Efficacy of atomoxetine in adults with attention deficit hyperactivity disorder: An integrated analysis of the complete database of multicenter placebo-controlled trials

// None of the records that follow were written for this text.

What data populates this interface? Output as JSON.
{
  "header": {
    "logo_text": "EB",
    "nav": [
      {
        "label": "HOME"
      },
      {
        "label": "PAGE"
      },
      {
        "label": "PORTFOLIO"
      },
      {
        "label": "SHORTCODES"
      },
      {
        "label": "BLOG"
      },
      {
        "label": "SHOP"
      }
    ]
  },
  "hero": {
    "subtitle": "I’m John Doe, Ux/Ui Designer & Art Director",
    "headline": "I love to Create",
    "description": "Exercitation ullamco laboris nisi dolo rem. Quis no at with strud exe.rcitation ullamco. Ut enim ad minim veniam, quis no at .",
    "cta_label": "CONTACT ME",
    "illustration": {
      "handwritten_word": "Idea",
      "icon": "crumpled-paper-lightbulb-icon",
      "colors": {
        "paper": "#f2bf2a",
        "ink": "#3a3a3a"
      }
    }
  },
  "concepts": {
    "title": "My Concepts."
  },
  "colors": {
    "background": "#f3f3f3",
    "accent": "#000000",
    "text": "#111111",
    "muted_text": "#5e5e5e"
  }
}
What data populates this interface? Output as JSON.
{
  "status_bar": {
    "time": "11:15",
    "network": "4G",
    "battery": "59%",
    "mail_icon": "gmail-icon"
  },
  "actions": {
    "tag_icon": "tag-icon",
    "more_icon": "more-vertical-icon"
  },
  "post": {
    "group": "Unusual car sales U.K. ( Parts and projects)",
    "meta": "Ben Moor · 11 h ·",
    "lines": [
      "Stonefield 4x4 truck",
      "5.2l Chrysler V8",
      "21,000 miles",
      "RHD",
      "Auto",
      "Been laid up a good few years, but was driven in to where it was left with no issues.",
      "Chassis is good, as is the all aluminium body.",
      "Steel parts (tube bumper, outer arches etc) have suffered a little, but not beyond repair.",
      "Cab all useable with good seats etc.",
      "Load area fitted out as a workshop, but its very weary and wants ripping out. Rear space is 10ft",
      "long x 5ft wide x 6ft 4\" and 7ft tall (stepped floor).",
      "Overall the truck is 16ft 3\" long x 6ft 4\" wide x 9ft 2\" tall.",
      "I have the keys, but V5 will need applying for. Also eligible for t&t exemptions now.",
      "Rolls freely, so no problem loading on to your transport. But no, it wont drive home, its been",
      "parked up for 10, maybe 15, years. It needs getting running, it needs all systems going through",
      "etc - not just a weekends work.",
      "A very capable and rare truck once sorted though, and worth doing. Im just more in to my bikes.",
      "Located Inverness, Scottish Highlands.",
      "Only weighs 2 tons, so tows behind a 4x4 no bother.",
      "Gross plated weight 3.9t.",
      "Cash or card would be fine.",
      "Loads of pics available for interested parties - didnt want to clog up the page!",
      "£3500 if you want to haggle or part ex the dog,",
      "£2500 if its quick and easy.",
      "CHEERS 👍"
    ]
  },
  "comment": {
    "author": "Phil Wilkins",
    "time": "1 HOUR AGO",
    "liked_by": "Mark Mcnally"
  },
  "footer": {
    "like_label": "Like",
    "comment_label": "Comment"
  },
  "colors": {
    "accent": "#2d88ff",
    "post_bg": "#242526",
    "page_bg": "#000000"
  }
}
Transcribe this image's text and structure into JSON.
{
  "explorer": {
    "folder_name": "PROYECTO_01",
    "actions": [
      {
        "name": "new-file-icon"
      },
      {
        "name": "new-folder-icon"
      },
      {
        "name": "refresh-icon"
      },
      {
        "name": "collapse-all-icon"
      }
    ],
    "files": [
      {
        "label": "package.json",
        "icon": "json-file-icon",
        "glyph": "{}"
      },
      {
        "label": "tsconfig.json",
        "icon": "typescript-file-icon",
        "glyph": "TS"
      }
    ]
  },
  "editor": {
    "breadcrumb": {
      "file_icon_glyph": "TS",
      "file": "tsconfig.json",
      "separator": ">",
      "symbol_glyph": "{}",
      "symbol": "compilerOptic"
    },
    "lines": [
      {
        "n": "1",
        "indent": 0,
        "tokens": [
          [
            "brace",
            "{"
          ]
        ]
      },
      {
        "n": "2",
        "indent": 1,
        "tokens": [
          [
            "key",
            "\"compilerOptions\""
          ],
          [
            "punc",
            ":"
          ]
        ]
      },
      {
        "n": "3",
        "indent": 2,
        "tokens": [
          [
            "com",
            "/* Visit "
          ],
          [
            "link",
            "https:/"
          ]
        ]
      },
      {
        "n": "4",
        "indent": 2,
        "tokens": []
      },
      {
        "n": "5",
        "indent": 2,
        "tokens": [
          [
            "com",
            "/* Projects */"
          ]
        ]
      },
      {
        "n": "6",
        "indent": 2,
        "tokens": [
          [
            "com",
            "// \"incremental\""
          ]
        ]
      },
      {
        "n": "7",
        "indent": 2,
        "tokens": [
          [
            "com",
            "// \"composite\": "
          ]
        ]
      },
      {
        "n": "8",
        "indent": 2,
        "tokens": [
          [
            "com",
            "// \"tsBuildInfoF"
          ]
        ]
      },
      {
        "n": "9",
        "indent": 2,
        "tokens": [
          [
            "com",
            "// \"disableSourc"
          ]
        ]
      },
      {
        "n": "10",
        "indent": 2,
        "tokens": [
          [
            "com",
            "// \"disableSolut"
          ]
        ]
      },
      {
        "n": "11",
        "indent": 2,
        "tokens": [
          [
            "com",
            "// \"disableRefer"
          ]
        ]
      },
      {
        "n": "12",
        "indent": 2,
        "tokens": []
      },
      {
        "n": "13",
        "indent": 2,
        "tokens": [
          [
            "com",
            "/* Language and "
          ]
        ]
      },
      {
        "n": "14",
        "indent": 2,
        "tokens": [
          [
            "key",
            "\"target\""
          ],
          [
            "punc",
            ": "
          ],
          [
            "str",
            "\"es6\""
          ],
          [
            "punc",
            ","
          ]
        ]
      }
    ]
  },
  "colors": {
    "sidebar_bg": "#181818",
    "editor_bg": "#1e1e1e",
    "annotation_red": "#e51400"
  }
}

Bipolar disorder has been consistently related to heightened sensitivity to reward. Greater reward sensitivity predicts the onset of disorder, a more severe course, and conversion from milder to severe forms. No studies consider whether cultural factors related to reward sensitivity influence the course of bipolar disorder. This study examines the relationship of reward-relevant cultural values to global prevalence rates of bipolar I disorder. Lifetime prevalence of bipolar I disorder for 17 countries was drawn from epidemiological studies that used structured diagnostic interviews of large community samples. Bivariate correlations were used to assess the relationship of bipolar disorder prevalence with national scores on four reward-relevant cultural dimensions (Power Distance, Individualism, Long-Term Orientation, and Performance Orientation). The prevalence of bipolar I disorder was correlated in the predicted manner with Power Distance and Individualism, and with Long-Term Orientation and Performance Orientation after outliers were removed. Findings provide evidence for a cultural model of reward sensitivity in bipolar disorder.